Are we actually seeing the beginnings of the move away from a (two) party system in politics? Before you cynically laugh off this idea, there are a number of trends pointing in this direction.First, there is a fairly strong independent streak among the youngest generation of voters, the Millennials. Recent numbers from a
Pew Research Poll shows that the Millennial generation (roughly ages 18-32) identify as independent rather than identify with any particular party. The poll also suggests that Millennials actually have strong political feelings, with a majority having more liberal views.
It has been reported elsewhere that Millennials are more put off by partisan politics, going hand-in-hand with their embrace of independent political principles.
Second, with the ever-increasing partisanship in Washington, a backlash has occurred with the emergence of bipartisan groups like No Labels working to make sure government leaders focus on governance rather than bickering. No Labels offers a place for non-partisanship to flourish. The group has been successful in a number of initiatives, including the Make Government Work and Make the Presidency Work action plans and promotion of the “Problem Solvers.”
The organization continues to add “Problem Solver” legislators to its ranks.And finally, although least positively, changes in campaign finance laws which have helped fuel the growth of Super PACs. The size of these PACs and the ability to concentrate resources (read: money) on a particular candidate or group of candidates provides less incentive for a person to run on a particular party platform, particularly when that party may not have traction in a certain location.
So what does it all mean? Are political parties of the way of the past? Maybe, but even with all these changes, the parties remain strong and a source of cohesion and power.
What the data suggests, however, is that we may be moving toward a sizable shift in politics driven by increased demand for bipartisanship and good governance, the Millennial generations dissatisfaction with being labeled as either Democrat or Republican, and the ostentatious increase in money in politics through non-political party organizations.
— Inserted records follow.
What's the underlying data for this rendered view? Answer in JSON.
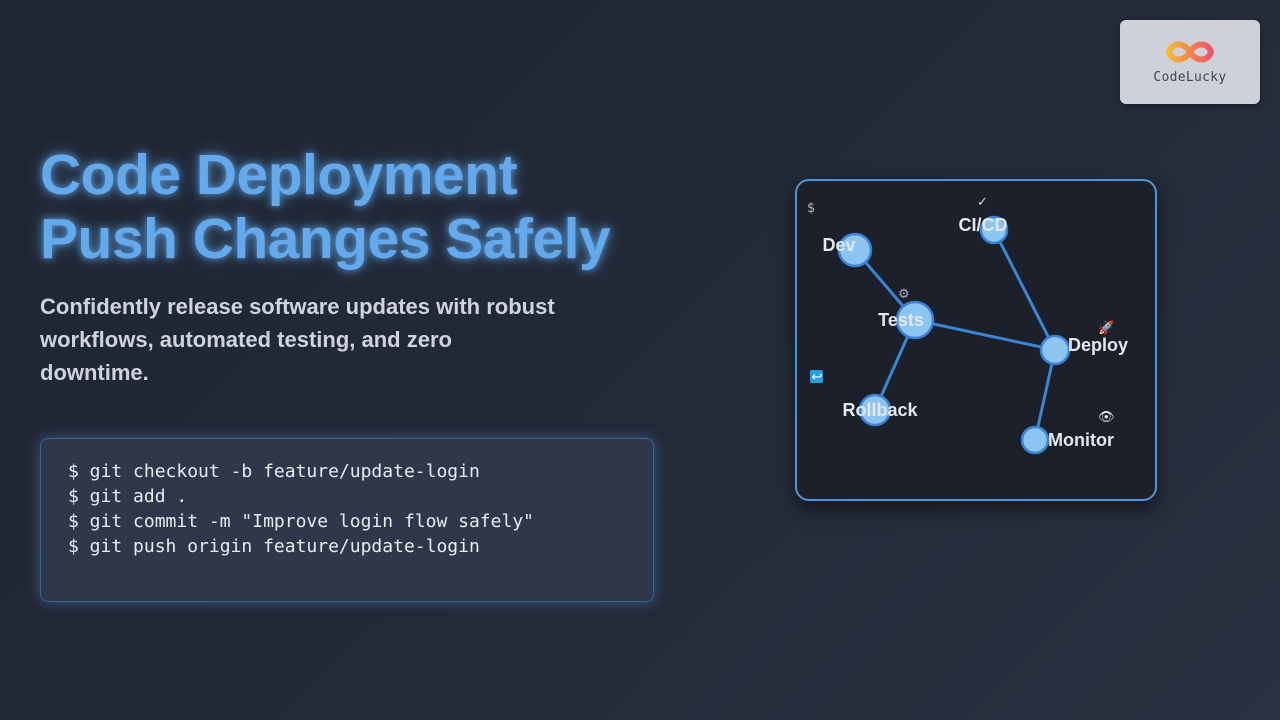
{
  "logo": {
    "text": "CodeLucky",
    "icon": "infinity-logo-icon"
  },
  "hero": {
    "title_line1": "Code Deployment",
    "title_line2": "Push Changes Safely",
    "subtitle": "Confidently release software updates with robust workflows, automated testing, and zero downtime."
  },
  "code": {
    "lines": [
      "$ git checkout -b feature/update-login",
      "$ git add .",
      "$ git commit -m \"Improve login flow safely\"",
      "$ git push origin feature/update-login"
    ]
  },
  "diagram": {
    "nodes": {
      "dev": "Dev",
      "cicd": "CI/CD",
      "tests": "Tests",
      "deploy": "Deploy",
      "rollback": "Rollback",
      "monitor": "Monitor"
    },
    "glyphs": {
      "terminal": "$",
      "check": "✓",
      "gear": "⚙",
      "rocket": "🚀",
      "rollback": "↩",
      "eye": "👁"
    }
  },
  "colors": {
    "accent": "#63a9ec",
    "node_fill": "#8cc4f2",
    "node_stroke": "#3b82d6",
    "edge": "#3a86d4"
  }
}
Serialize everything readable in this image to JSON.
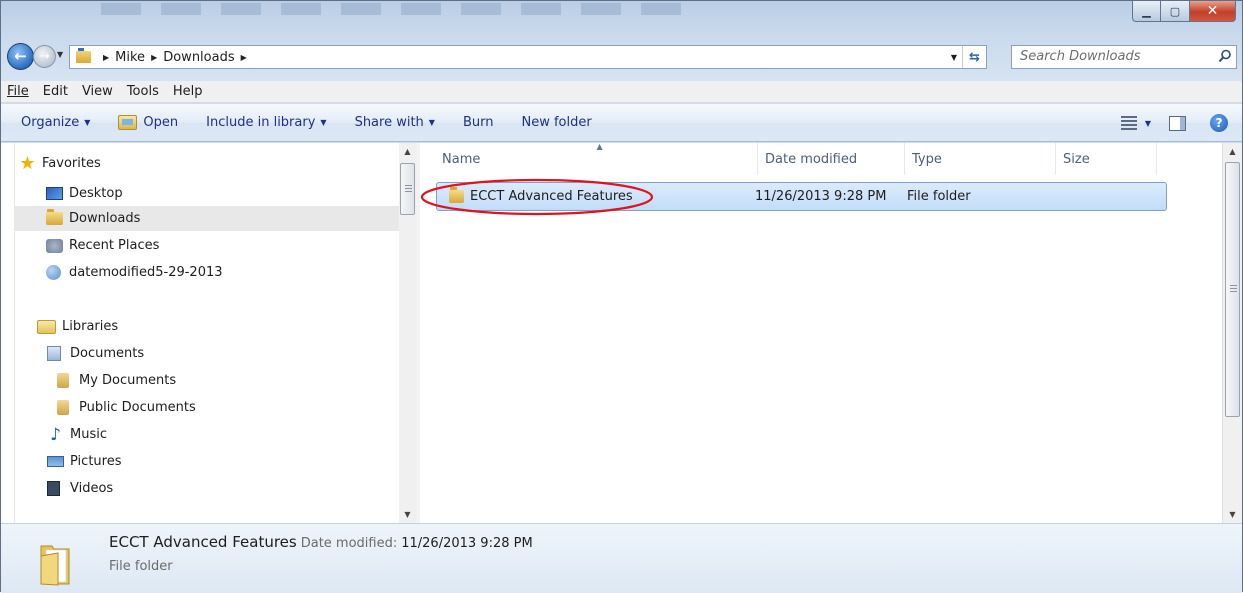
{
  "window": {
    "caption_buttons": [
      "minimize",
      "maximize",
      "close"
    ]
  },
  "address": {
    "crumbs": [
      "Mike",
      "Downloads"
    ]
  },
  "search": {
    "placeholder": "Search Downloads"
  },
  "menu": {
    "items": [
      {
        "label": "File",
        "accel": "F"
      },
      {
        "label": "Edit",
        "accel": "E"
      },
      {
        "label": "View",
        "accel": "V"
      },
      {
        "label": "Tools",
        "accel": "T"
      },
      {
        "label": "Help",
        "accel": "H"
      }
    ]
  },
  "toolbar": {
    "organize": "Organize",
    "open": "Open",
    "include_in_library": "Include in library",
    "share_with": "Share with",
    "burn": "Burn",
    "new_folder": "New folder"
  },
  "nav": {
    "favorites": "Favorites",
    "desktop": "Desktop",
    "downloads": "Downloads",
    "recent_places": "Recent Places",
    "saved_search": "datemodified5-29-2013",
    "libraries": "Libraries",
    "documents": "Documents",
    "my_documents": "My Documents",
    "public_documents": "Public Documents",
    "music": "Music",
    "pictures": "Pictures",
    "videos": "Videos"
  },
  "columns": {
    "name": "Name",
    "date_modified": "Date modified",
    "type": "Type",
    "size": "Size"
  },
  "files": [
    {
      "name": "ECCT Advanced Features",
      "date_modified": "11/26/2013 9:28 PM",
      "type": "File folder",
      "size": ""
    }
  ],
  "details": {
    "name": "ECCT Advanced Features",
    "date_label": "Date modified:",
    "date_value": "11/26/2013 9:28 PM",
    "type": "File folder"
  },
  "colors": {
    "selection_fill": "#c2dcf8",
    "selection_border": "#7da2ce",
    "annotation_circle": "#e0141e",
    "command_text": "#1e3287"
  }
}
Whether all this means the political party system is a thing of the past (for good or bad reasons) or the parties will adapt to these changes, we will have to wait to find out.